▶ [EXERCISE PROMPT] Identify all lines below that hold "text" and collect them.

---------- MATERIAL PROVIDED

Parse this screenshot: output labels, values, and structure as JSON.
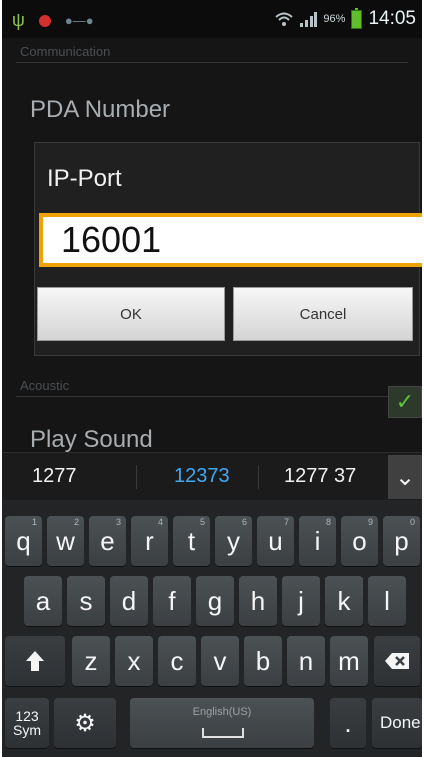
{
  "status_bar": {
    "time": "14:05",
    "battery_percent": "96%",
    "icons": [
      "usb-icon",
      "record-icon",
      "voicemail-icon",
      "wifi-icon",
      "signal-icon",
      "battery-icon"
    ]
  },
  "settings": {
    "section_communication": "Communication",
    "pda_number_label": "PDA Number",
    "section_acoustic": "Acoustic",
    "play_sound_label": "Play Sound",
    "play_sound_checked": true
  },
  "dialog": {
    "title": "IP-Port",
    "input_value": "16001",
    "ok_label": "OK",
    "cancel_label": "Cancel"
  },
  "suggestions": [
    "1277",
    "12373",
    "1277 37"
  ],
  "keyboard": {
    "row1": [
      {
        "label": "q",
        "sub": "1"
      },
      {
        "label": "w",
        "sub": "2"
      },
      {
        "label": "e",
        "sub": "3"
      },
      {
        "label": "r",
        "sub": "4"
      },
      {
        "label": "t",
        "sub": "5"
      },
      {
        "label": "y",
        "sub": "6"
      },
      {
        "label": "u",
        "sub": "7"
      },
      {
        "label": "i",
        "sub": "8"
      },
      {
        "label": "o",
        "sub": "9"
      },
      {
        "label": "p",
        "sub": "0"
      }
    ],
    "row2": [
      "a",
      "s",
      "d",
      "f",
      "g",
      "h",
      "j",
      "k",
      "l"
    ],
    "row3": [
      "z",
      "x",
      "c",
      "v",
      "b",
      "n",
      "m"
    ],
    "sym_label_line1": "123",
    "sym_label_line2": "Sym",
    "space_label": "English(US)",
    "period_label": ".",
    "done_label": "Done"
  },
  "colors": {
    "input_border": "#f2a200",
    "suggestion_highlight": "#3fa9f5",
    "checkbox_check": "#5dc13a"
  }
}
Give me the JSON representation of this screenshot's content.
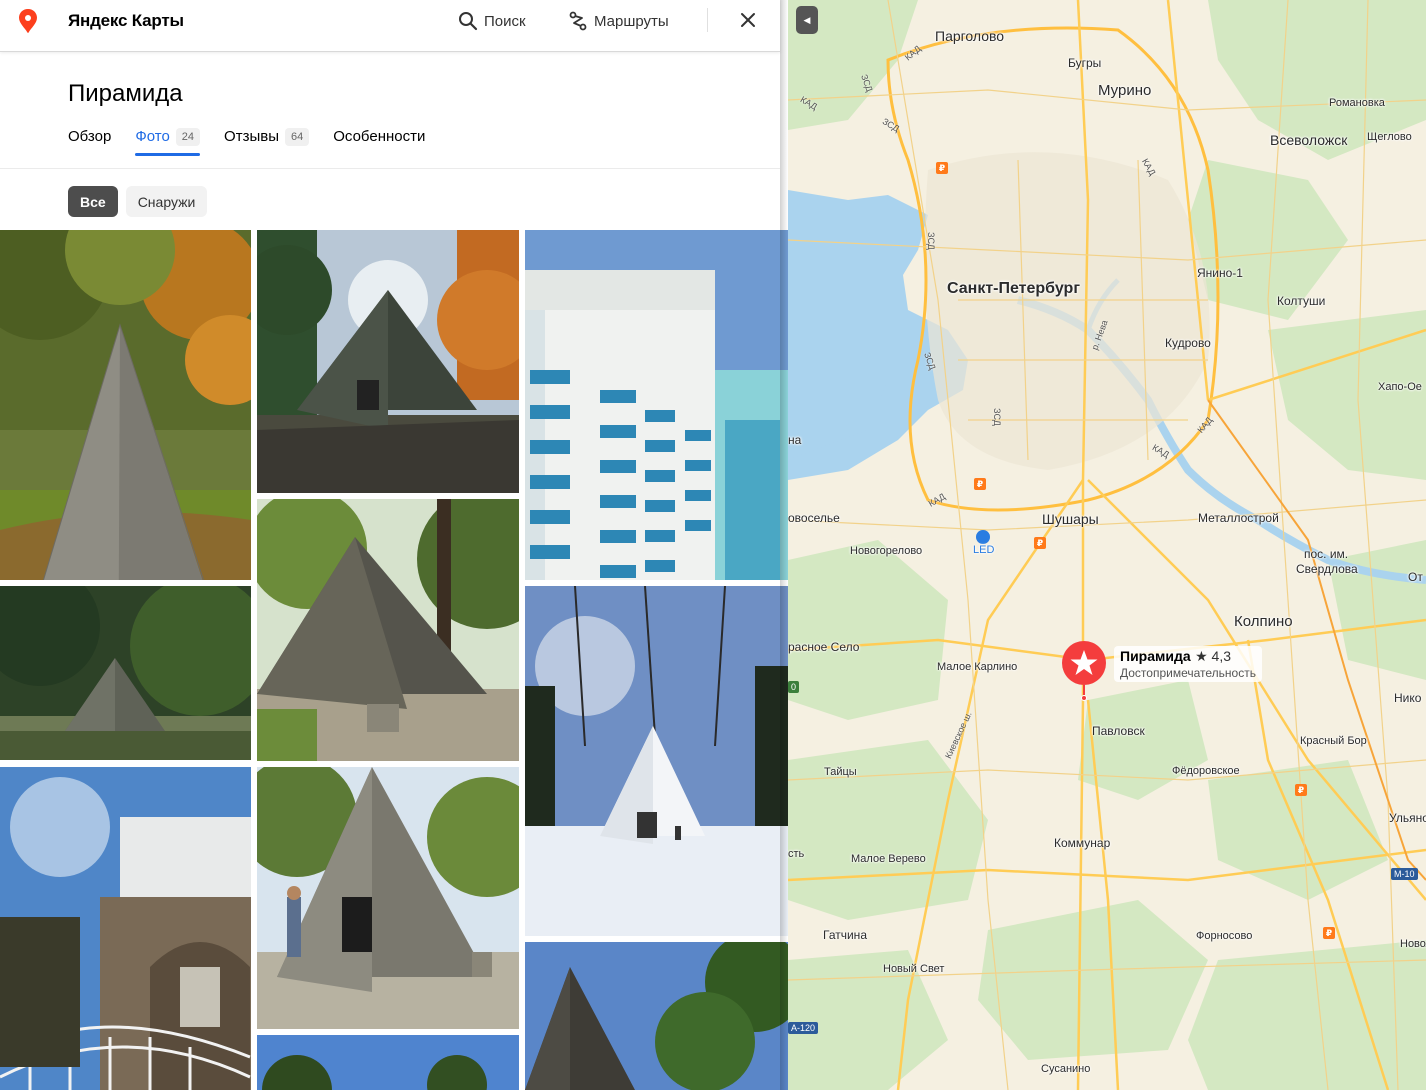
{
  "app": {
    "title": "Яндекс Карты"
  },
  "header": {
    "search_label": "Поиск",
    "routes_label": "Маршруты"
  },
  "place": {
    "name": "Пирамида"
  },
  "tabs": [
    {
      "label": "Обзор",
      "count": ""
    },
    {
      "label": "Фото",
      "count": "24"
    },
    {
      "label": "Отзывы",
      "count": "64"
    },
    {
      "label": "Особенности",
      "count": ""
    }
  ],
  "active_tab": "Фото",
  "photo_filters": [
    {
      "label": "Все"
    },
    {
      "label": "Снаружи"
    }
  ],
  "active_filter": "Все",
  "photos": [
    {
      "subject": "pyramid-autumn"
    },
    {
      "subject": "pyramid-sunburst-trees"
    },
    {
      "subject": "palace-blue-columns"
    },
    {
      "subject": "pyramid-distant-park"
    },
    {
      "subject": "pyramid-summer-side"
    },
    {
      "subject": "pyramid-winter-snow"
    },
    {
      "subject": "cameron-gallery-ramp"
    },
    {
      "subject": "pyramid-with-visitor"
    },
    {
      "subject": "pyramid-trees-partial"
    },
    {
      "subject": "blue-sky-partial"
    }
  ],
  "map": {
    "marker": {
      "name": "Пирамида",
      "rating": "★ 4,3",
      "category": "Достопримечательность"
    },
    "labels": {
      "pargolovo": "Парголово",
      "bugry": "Бугры",
      "murino": "Мурино",
      "romanovka": "Романовка",
      "vsevolozhsk": "Всеволожск",
      "shcheglovo": "Щеглово",
      "spb": "Санкт-Петербург",
      "yanino": "Янино-1",
      "koltushi": "Колтуши",
      "kudrovo": "Кудрово",
      "khapo": "Хапо-Ое",
      "neva": "р. Нева",
      "na": "на",
      "novoselye": "овоселье",
      "novogorelovo": "Новогорелово",
      "led": "LED",
      "shushary": "Шушары",
      "metallostroy": "Металлострой",
      "sverdlova1": "пос. им.",
      "sverdlova2": "Свердлова",
      "ot": "От",
      "kolpino": "Колпино",
      "krasnoe_selo": "расное Село",
      "maloe_karlino": "Малое Карлино",
      "kievskoe": "Киевское ш.",
      "pavlovsk": "Павловск",
      "niko": "Нико",
      "krasny_bor": "Красный Бор",
      "taitsy": "Тайцы",
      "fedorovskoe": "Фёдоровское",
      "ulyanovka": "Ульянов",
      "st": "сть",
      "kommunar": "Коммунар",
      "maloe_verevo": "Малое Верево",
      "m10": "М-10",
      "gatchina": "Гатчина",
      "fornosovo": "Форносово",
      "novolisino": "Новолі",
      "novy_svet": "Новый Свет",
      "a120": "А-120",
      "susanino": "Сусанино",
      "kad": "КАД",
      "zsd": "ЗСД",
      "green0": "0"
    }
  }
}
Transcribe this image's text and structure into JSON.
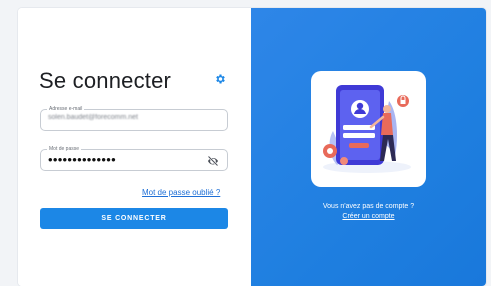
{
  "login": {
    "title": "Se connecter",
    "settings_icon": "gear-icon",
    "email": {
      "label": "Adresse e-mail",
      "value": "solen.baudet@forecomm.net"
    },
    "password": {
      "label": "Mot de passe",
      "value": "••••••••••••••",
      "toggle_icon": "eye-off-icon"
    },
    "forgot_link": "Mot de passe oublié ?",
    "submit_label": "SE CONNECTER"
  },
  "signup": {
    "prompt": "Vous n'avez pas de compte ?",
    "link": "Créer un compte",
    "illustration": "mobile-login-illustration"
  },
  "colors": {
    "accent": "#1c87e6",
    "panel": "#2582e6",
    "link": "#1e6fd6"
  }
}
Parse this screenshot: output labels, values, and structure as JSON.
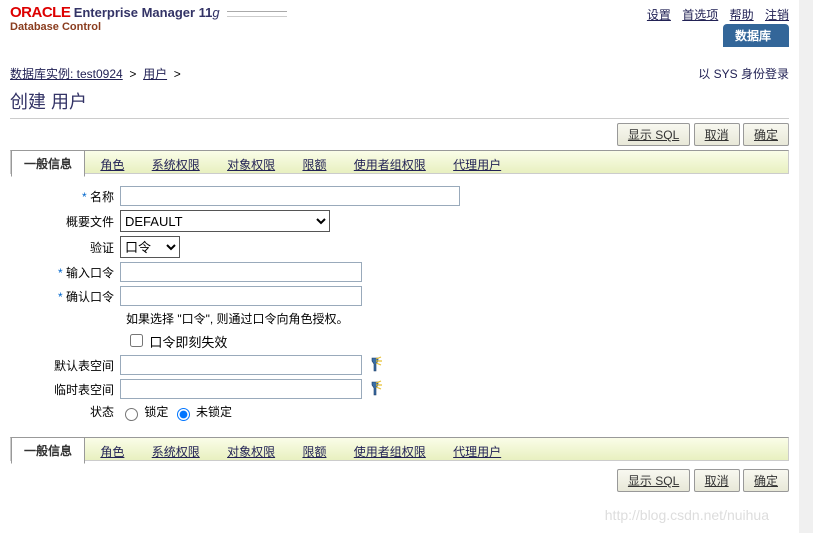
{
  "header": {
    "oracle": "ORACLE",
    "product": "Enterprise Manager 11",
    "g": "g",
    "sub": "Database Control",
    "links": {
      "settings": "设置",
      "prefs": "首选项",
      "help": "帮助",
      "logout": "注销"
    },
    "db_tab": "数据库"
  },
  "breadcrumb": {
    "instance_link": "数据库实例: test0924",
    "users_link": "用户",
    "login_as_prefix": "以 ",
    "login_as_user": "SYS",
    "login_as_suffix": " 身份登录"
  },
  "page_title": "创建 用户",
  "buttons": {
    "show_sql": "显示 SQL",
    "cancel": "取消",
    "ok": "确定"
  },
  "tabs": {
    "general": "一般信息",
    "roles": "角色",
    "sys_priv": "系统权限",
    "obj_priv": "对象权限",
    "quota": "限额",
    "consumer": "使用者组权限",
    "proxy": "代理用户"
  },
  "form": {
    "name_label": "名称",
    "name_value": "",
    "profile_label": "概要文件",
    "profile_value": "DEFAULT",
    "auth_label": "验证",
    "auth_value": "口令",
    "enter_pw_label": "输入口令",
    "enter_pw_value": "",
    "confirm_pw_label": "确认口令",
    "confirm_pw_value": "",
    "pw_hint": "如果选择 \"口令\", 则通过口令向角色授权。",
    "expire_label": "口令即刻失效",
    "default_ts_label": "默认表空间",
    "default_ts_value": "",
    "temp_ts_label": "临时表空间",
    "temp_ts_value": "",
    "status_label": "状态",
    "status_locked": "锁定",
    "status_unlocked": "未锁定"
  },
  "watermark": "http://blog.csdn.net/nuihua"
}
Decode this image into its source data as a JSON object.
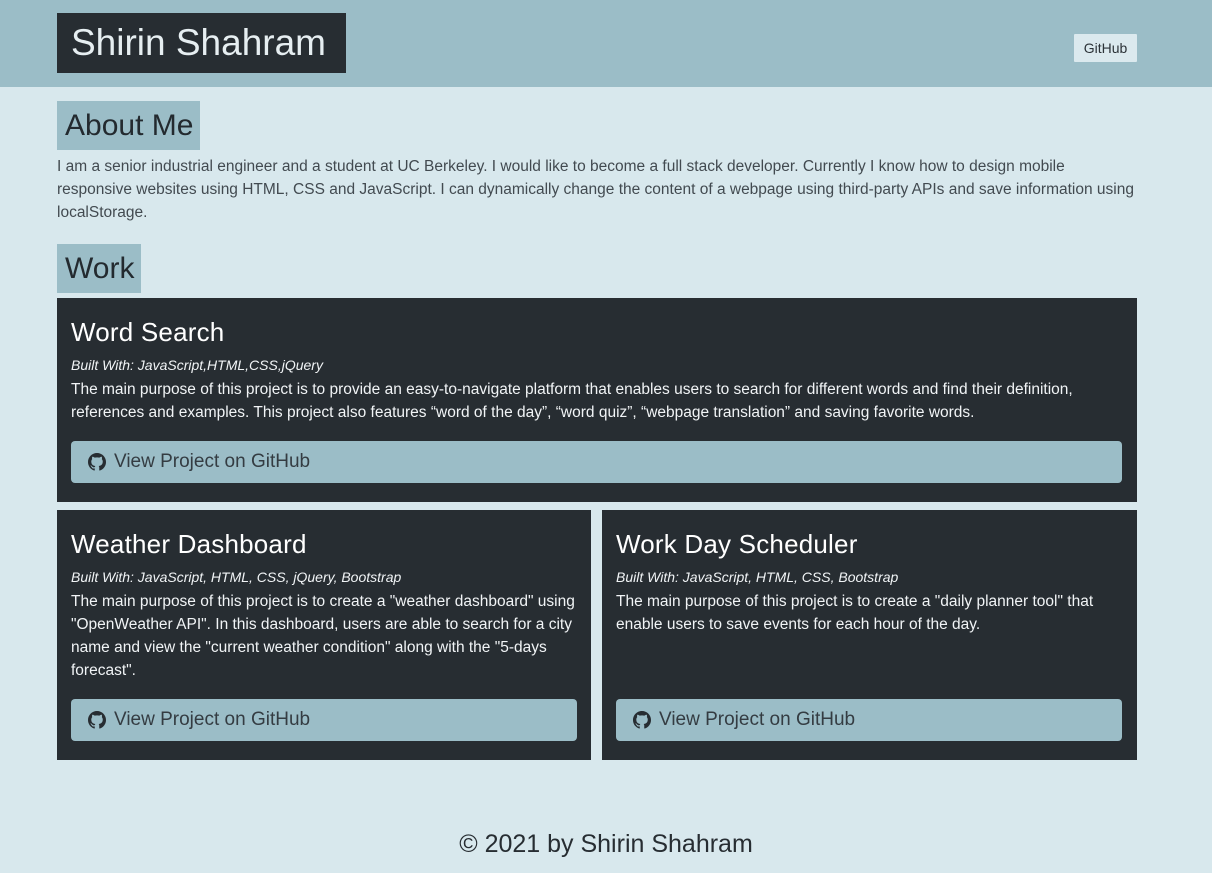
{
  "header": {
    "brand": "Shirin Shahram",
    "nav_link": "GitHub"
  },
  "about": {
    "heading": "About Me",
    "text": "I am a senior industrial engineer and a student at UC Berkeley. I would like to become a full stack developer. Currently I know how to design mobile responsive websites using HTML, CSS and JavaScript. I can dynamically change the content of a webpage using third-party APIs and save information using localStorage."
  },
  "work": {
    "heading": "Work",
    "projects": [
      {
        "title": "Word Search",
        "built_with": "Built With: JavaScript,HTML,CSS,jQuery",
        "description": "The main purpose of this project is to provide an easy-to-navigate platform that enables users to search for different words and find their definition, references and examples. This project also features “word of the day”, “word quiz”, “webpage translation” and saving favorite words.",
        "button": "View Project on GitHub",
        "icon": "github-icon"
      },
      {
        "title": "Weather Dashboard",
        "built_with": "Built With: JavaScript, HTML, CSS, jQuery, Bootstrap",
        "description": "The main purpose of this project is to create a \"weather dashboard\" using \"OpenWeather API\". In this dashboard, users are able to search for a city name and view the \"current weather condition\" along with the \"5-days forecast\".",
        "button": "View Project on GitHub",
        "icon": "github-icon"
      },
      {
        "title": "Work Day Scheduler",
        "built_with": "Built With: JavaScript, HTML, CSS, Bootstrap",
        "description": "The main purpose of this project is to create a \"daily planner tool\" that enable users to save events for each hour of the day.",
        "button": "View Project on GitHub",
        "icon": "github-icon"
      }
    ]
  },
  "footer": {
    "text": "© 2021 by Shirin Shahram"
  },
  "colors": {
    "background": "#d8e8ed",
    "accent": "#9bbdc7",
    "dark": "#272d32"
  }
}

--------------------

▶ [OUTPUT OF THE EXERCISE]
Transcribe this image's text and structure into JSON.
    "text": "I am a senior industrial engineer and a student at UC Berkeley. I would like to become a full stack developer. Currently I know how to design mobile responsive websites using HTML, CSS and JavaScript. I can dynamically change the content of a webpage using third-party APIs and save information using localStorage."
    "text": "© 2021 by Shirin Shahram"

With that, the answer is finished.